Hoon Lee is the coordinator of Michigan’s Grand Valley State University’s ceramics program. He holds a master of fine arts degree from Alfred University as well as a master of arts in ceramic art and industrial design from Seoul National University of Technology in Korea.
On his website, he states that his performative installation work is in “clay as idea, material, process and concept.” Here is a detail of one of his pieces, Murmur, Murder & Mother: Washed, at the 5th Annual World Ceramic Biennale in Korea in 2009:
To accompany the exhibition, the museum created a wonderful blog with excellent photos, videos, and plenty of information on the history of movable books. “Movable” book includes not just pop-ups, but any book form with movable parts, such astunnel books, mechanical books, and carousels.
This is a “two-pence coloured” print, named for its cost of two English pennies. “Penny plains” have no coloring and cost just one penny. Prints were often purchased by children, glued to firm cardboard, and the character cut out. It could then be used in toy theatre, with the stage and set design often created by the child (though soon these also became available for sale) and favorite plays were acted out, in miniature, at home.
June 23 kicks off the first UArts Summer MFA program lecture series, Food for Thought. The first speaker is the artist collective, SIMPARCH.
SIMPARCH work in large-scale installations that cross boundaries between sculpture and architecture. Often interactive and employing sound, SIMPARCH embodies the current trend of D.I.Y. and reusing materials to create social environments.
Here is some additional reading material, offered through the University Libraries’ website, to help you learn more about this popular artist collective. All found through the article database Wilson Web, the links will take you right to the articles (if you are off campus, you will need to enter your name and library barcode first).
Noah Chasin’s “Off the Wall“(Art Review, July 2006: 46-9) is a brief overview of this “anarchitect” group and their latest installations. Referring to their “punk rock” style of architecture, Chasin notes that this group is best when “they draw attention to the forgotten spaces, gaps and margins of the urban environment.”
In “Skate Logic” (Interior Design, May 2003: 234-235). Cindy Coleman reviews perhaps SIMPARCH’s most famous work, Free Basin.
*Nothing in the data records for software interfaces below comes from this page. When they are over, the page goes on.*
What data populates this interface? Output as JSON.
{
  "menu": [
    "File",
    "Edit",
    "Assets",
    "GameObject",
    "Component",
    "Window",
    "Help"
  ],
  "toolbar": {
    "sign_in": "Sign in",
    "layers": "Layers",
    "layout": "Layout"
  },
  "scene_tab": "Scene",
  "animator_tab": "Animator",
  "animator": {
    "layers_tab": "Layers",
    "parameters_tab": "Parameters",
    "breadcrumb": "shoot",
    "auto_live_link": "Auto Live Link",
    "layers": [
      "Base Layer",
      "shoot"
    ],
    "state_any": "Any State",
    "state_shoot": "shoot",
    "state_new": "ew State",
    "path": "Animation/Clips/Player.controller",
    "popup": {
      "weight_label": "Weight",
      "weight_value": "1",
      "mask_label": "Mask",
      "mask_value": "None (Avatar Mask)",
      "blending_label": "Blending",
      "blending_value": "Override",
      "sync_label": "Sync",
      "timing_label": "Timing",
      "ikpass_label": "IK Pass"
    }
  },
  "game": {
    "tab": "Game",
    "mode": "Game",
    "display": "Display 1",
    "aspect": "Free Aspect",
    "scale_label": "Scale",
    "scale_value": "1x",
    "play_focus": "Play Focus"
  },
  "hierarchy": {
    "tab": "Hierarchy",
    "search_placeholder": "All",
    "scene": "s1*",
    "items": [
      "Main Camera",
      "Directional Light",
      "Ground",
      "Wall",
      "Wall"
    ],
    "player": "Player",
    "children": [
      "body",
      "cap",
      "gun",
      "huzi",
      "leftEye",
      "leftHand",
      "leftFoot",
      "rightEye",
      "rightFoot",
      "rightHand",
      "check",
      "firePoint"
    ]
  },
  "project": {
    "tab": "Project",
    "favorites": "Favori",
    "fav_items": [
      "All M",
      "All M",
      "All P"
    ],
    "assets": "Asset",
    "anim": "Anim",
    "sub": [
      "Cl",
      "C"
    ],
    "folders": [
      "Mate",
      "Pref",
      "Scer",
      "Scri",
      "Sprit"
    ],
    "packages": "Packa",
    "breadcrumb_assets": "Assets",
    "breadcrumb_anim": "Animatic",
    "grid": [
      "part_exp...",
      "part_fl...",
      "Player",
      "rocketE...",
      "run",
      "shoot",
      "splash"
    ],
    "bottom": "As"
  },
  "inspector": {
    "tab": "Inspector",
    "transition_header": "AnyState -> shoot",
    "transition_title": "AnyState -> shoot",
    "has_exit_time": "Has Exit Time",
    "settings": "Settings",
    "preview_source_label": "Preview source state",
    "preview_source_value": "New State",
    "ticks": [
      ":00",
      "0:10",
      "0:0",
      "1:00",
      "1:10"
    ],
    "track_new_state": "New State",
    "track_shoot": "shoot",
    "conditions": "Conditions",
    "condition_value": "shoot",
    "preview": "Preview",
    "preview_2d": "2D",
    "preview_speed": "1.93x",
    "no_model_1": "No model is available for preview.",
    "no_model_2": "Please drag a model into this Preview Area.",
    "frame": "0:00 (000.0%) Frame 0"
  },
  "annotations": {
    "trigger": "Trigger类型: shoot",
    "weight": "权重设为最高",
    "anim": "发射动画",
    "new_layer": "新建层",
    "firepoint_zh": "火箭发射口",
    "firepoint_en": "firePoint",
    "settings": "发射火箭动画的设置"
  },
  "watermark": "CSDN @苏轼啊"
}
Coleman describes how the artists transformed an abandoned swimming pool into an indoor skateboarding park.
Kathryn Hixson’s interview with Steve Badgett and Matt Lynch (“Simparch,” New Art Examiner, November 2000: 44-6) highlights the creation of SIMPARCH, its earlier works, as well as the conceptual and material foundations of much of their work. Free Basin is examined in detail.
James Pallister’s “Telling Stories” (Architects’ Journal, August 27 2009: 22-9) discusses a giant human head from timber blocks that SIMPARCH created. The visitor enters through the mouth and can climb stairs to look out the eyes into the great wilderness of Kielder Water and Forest Park Art and Architecture Programme (Northumberland, England). Inspired by Celtic spirits who watch over the land, the articles describes the monumental structure as “a mystery that makes you want to get closer.”
“Simparch’s Social Sculpture at the Wendover Air Force Base” (Polly Ullrich, Sculpture, May 2004: 24-5) reviews Clean Livin’, an off-the-grid Quonset hut. It was commissioned by the Center for Land Use Interpretation ‘so that visitors could experience and study the stark landscape and controversial military past of Wendover.” She discusses the construction of the project and its self-sustainability.